(App and web page records)
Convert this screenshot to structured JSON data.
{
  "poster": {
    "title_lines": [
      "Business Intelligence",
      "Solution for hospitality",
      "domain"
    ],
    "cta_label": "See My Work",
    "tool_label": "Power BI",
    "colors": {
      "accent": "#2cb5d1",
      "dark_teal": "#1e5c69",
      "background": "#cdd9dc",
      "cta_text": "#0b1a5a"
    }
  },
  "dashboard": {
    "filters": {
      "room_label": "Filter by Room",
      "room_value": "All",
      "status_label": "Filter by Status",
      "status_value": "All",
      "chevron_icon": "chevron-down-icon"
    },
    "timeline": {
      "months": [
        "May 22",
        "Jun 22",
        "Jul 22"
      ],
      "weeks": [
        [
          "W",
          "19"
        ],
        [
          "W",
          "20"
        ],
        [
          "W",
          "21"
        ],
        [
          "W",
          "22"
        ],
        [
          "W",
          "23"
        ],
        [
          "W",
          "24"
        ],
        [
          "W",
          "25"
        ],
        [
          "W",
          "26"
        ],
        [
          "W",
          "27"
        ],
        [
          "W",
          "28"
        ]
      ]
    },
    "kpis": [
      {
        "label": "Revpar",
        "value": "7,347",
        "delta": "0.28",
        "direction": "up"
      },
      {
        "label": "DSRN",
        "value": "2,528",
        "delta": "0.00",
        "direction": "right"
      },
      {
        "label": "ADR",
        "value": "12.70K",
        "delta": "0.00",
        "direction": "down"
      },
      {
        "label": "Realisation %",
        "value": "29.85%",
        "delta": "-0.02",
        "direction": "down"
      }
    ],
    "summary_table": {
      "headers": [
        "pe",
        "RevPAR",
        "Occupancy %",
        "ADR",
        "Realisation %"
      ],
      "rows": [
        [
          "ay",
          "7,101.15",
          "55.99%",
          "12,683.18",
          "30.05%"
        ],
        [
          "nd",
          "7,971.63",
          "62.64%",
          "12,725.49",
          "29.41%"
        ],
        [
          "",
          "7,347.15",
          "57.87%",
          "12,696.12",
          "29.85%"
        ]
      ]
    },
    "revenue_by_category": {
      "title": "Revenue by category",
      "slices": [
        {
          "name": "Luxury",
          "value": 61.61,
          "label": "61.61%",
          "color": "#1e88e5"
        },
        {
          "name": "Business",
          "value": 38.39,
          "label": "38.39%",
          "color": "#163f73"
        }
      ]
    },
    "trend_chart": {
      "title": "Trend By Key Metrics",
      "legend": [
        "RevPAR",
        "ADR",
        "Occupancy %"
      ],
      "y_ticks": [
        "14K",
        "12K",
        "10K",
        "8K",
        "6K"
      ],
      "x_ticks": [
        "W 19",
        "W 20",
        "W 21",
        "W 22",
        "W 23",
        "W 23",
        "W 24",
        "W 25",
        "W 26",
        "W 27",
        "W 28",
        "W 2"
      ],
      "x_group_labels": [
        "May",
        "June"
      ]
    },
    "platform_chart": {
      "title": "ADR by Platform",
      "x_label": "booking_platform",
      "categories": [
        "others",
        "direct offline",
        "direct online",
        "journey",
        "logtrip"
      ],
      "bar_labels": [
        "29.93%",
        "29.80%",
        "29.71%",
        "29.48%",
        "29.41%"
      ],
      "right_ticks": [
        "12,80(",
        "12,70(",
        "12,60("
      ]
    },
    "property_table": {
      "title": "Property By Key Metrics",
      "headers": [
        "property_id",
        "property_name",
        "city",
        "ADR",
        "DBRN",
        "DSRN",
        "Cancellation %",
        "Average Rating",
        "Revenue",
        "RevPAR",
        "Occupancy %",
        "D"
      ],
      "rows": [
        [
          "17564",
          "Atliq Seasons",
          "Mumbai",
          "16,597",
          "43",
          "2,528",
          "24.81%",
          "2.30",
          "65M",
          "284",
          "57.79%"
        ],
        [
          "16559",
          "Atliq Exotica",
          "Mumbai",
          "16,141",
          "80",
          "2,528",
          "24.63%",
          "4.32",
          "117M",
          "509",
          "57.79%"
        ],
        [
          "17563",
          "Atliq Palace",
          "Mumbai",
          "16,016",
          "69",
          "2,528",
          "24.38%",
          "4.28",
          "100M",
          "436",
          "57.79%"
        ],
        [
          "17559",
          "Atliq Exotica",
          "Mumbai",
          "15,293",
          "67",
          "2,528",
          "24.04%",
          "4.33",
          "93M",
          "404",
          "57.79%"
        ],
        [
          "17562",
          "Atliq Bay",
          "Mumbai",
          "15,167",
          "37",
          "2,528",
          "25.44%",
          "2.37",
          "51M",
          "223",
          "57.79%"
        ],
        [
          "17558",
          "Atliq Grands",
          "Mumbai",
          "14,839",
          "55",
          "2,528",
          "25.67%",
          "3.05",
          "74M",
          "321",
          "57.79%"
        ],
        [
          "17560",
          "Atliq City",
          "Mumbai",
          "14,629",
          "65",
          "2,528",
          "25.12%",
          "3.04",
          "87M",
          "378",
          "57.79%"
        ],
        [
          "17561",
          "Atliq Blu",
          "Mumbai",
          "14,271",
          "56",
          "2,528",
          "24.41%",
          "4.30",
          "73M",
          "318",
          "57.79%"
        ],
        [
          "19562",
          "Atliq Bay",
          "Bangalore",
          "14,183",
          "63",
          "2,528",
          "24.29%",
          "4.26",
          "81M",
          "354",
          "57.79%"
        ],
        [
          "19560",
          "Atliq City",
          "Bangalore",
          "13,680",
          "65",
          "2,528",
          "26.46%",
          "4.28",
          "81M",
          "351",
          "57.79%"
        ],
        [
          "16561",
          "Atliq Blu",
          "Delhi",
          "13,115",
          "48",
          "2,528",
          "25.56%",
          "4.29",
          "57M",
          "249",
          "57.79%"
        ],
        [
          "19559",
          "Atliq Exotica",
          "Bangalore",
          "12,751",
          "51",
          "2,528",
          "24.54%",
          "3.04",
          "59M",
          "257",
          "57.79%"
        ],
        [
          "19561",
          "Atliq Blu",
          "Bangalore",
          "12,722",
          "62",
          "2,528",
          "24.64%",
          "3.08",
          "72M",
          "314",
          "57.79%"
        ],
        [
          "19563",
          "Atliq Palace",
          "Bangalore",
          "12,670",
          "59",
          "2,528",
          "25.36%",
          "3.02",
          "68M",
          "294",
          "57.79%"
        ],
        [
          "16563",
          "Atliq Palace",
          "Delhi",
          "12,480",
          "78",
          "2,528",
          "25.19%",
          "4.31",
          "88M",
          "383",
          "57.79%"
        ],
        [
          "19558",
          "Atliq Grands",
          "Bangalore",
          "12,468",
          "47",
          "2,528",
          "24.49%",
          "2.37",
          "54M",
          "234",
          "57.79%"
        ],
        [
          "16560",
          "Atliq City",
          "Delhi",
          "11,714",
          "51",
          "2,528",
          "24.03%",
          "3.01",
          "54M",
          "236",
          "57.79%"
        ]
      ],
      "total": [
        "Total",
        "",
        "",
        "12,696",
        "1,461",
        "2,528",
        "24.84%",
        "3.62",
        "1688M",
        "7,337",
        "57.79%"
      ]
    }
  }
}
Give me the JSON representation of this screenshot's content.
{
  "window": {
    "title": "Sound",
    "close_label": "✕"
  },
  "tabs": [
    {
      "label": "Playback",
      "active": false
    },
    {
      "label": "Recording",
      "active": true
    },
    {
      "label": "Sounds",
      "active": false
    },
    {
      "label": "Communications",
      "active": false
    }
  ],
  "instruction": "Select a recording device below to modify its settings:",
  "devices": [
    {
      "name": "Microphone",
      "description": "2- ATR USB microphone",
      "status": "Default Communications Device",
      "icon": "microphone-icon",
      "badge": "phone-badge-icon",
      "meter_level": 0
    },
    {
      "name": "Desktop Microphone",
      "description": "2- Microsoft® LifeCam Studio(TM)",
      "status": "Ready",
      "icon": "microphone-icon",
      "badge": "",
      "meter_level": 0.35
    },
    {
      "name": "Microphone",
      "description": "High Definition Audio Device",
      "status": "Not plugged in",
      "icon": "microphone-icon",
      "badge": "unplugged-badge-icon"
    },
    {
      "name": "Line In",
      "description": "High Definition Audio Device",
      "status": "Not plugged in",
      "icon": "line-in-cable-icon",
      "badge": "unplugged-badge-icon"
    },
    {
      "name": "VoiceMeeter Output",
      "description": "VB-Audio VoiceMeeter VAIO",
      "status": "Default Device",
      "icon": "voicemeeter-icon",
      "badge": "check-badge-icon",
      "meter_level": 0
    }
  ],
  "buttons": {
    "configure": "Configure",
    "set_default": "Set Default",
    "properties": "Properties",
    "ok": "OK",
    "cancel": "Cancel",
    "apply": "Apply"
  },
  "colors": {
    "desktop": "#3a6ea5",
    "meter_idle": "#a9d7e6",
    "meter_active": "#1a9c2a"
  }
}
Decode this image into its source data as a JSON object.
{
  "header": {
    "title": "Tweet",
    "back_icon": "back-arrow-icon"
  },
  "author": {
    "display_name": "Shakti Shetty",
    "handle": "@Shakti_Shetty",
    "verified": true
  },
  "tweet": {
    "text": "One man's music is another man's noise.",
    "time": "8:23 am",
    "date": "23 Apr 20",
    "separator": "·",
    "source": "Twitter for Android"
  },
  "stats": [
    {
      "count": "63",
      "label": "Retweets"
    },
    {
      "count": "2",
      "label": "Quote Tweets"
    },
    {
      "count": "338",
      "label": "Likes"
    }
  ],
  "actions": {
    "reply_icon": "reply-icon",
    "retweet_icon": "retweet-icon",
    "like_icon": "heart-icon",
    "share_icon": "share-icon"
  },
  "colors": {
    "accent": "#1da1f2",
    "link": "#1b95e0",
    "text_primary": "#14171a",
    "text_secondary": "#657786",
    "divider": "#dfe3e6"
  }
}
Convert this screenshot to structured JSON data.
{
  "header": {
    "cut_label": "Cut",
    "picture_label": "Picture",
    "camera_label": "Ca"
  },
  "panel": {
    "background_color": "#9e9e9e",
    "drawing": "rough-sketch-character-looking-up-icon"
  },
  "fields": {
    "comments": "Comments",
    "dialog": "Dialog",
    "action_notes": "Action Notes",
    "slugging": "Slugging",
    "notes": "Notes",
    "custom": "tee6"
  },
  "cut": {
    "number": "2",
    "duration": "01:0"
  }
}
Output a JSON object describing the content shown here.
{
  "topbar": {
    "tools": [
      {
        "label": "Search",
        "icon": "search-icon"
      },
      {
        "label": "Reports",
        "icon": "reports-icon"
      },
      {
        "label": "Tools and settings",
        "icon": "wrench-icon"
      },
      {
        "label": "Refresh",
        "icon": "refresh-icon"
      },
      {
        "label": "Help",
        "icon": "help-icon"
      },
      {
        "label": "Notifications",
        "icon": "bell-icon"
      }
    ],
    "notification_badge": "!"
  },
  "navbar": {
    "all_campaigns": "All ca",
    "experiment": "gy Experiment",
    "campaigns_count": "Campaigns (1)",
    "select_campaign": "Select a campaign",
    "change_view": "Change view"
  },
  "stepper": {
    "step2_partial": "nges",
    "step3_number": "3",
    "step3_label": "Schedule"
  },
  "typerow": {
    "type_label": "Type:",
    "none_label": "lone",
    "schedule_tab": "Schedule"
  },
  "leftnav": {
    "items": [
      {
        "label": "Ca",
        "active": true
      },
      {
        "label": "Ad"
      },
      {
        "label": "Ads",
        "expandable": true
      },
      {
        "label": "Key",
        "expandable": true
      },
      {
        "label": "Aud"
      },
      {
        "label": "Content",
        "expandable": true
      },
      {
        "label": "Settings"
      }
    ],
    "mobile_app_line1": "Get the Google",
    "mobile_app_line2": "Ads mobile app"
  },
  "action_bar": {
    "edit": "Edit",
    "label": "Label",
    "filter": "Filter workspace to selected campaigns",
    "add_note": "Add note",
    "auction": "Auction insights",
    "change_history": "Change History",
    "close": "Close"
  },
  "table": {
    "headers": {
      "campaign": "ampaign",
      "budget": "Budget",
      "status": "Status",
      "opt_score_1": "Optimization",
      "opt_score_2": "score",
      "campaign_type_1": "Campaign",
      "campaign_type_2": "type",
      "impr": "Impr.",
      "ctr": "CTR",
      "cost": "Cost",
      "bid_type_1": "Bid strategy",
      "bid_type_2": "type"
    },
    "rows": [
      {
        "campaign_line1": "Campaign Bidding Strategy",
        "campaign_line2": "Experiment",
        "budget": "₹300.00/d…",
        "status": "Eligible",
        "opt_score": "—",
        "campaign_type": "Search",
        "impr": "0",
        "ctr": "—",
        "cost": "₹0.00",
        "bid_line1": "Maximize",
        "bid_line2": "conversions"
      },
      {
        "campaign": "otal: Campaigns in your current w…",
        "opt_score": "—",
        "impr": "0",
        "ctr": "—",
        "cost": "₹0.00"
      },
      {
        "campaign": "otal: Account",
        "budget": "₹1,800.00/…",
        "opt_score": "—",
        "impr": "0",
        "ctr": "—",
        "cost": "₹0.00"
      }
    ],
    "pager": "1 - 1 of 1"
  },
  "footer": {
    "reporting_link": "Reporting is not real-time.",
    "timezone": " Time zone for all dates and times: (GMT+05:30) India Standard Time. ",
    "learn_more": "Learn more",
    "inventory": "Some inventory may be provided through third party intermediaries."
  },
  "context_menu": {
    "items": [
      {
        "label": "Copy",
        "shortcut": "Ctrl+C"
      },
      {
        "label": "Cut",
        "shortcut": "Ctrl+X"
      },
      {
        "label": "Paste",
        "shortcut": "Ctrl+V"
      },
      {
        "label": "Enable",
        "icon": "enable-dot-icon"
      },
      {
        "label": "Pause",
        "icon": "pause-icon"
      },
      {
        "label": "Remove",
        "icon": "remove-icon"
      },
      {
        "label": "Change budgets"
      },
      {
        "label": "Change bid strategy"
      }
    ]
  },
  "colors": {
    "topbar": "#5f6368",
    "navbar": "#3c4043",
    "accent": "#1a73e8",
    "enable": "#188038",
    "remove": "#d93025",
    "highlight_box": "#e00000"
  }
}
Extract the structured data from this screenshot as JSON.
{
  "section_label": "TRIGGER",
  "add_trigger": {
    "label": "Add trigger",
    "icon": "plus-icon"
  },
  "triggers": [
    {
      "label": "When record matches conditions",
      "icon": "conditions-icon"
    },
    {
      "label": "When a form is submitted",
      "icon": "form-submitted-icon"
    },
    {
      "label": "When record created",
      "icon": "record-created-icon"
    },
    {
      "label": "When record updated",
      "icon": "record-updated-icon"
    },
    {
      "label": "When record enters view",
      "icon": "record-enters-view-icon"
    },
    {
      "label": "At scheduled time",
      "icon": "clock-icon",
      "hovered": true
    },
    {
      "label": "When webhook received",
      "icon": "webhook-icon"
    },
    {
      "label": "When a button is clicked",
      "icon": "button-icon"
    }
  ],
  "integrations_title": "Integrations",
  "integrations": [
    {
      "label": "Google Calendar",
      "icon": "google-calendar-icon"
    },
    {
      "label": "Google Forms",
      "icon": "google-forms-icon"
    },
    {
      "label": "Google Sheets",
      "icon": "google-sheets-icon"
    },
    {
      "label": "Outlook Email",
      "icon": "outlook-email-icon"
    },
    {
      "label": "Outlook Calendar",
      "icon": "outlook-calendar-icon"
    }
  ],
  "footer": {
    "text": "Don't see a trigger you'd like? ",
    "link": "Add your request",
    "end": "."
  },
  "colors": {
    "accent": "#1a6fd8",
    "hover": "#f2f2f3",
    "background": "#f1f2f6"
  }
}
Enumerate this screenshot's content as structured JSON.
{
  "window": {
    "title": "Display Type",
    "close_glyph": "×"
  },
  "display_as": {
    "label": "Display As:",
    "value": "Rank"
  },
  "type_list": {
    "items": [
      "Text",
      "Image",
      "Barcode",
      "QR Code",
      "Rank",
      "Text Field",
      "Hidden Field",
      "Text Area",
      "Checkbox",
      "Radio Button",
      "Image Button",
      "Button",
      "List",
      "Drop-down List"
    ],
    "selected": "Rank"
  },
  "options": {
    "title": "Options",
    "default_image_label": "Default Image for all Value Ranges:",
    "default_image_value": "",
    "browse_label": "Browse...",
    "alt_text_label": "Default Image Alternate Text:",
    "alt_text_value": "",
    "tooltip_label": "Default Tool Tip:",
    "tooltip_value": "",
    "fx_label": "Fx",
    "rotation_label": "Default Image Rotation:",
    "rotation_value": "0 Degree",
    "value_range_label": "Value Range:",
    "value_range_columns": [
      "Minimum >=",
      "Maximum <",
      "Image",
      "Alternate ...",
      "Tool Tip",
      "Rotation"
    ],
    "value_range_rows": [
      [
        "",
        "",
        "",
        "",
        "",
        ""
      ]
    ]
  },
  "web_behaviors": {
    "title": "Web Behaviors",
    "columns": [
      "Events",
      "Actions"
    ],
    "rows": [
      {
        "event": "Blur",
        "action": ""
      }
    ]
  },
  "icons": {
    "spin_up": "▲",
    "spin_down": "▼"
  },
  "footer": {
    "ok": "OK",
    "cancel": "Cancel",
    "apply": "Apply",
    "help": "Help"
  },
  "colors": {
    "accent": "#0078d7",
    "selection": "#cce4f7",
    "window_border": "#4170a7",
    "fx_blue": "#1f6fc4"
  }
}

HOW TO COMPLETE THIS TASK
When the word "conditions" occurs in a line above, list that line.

OUTPUT OF THE TASK
      "label": "When record matches conditions",
      "icon": "conditions-icon"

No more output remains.